▶ _Given records_

───

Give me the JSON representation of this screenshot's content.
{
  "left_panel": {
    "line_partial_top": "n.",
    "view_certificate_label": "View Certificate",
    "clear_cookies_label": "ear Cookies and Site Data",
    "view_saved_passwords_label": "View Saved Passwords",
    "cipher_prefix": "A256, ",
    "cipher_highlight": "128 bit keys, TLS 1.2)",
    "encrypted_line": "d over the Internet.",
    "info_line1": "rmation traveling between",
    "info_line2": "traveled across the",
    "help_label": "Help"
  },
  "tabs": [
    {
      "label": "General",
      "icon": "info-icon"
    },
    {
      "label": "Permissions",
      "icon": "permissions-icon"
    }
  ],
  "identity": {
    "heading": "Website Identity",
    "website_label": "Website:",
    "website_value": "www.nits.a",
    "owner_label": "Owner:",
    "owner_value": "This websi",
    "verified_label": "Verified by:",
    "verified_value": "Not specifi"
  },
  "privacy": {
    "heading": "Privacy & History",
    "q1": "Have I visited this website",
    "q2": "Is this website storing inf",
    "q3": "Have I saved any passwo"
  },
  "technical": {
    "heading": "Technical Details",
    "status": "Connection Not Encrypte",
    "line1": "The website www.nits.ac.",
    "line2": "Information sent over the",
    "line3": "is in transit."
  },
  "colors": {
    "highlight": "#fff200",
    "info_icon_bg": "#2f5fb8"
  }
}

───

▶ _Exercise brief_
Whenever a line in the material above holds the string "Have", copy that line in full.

▶ _Response area_
    "q1": "Have I visited this website",
    "q3": "Have I saved any passwo"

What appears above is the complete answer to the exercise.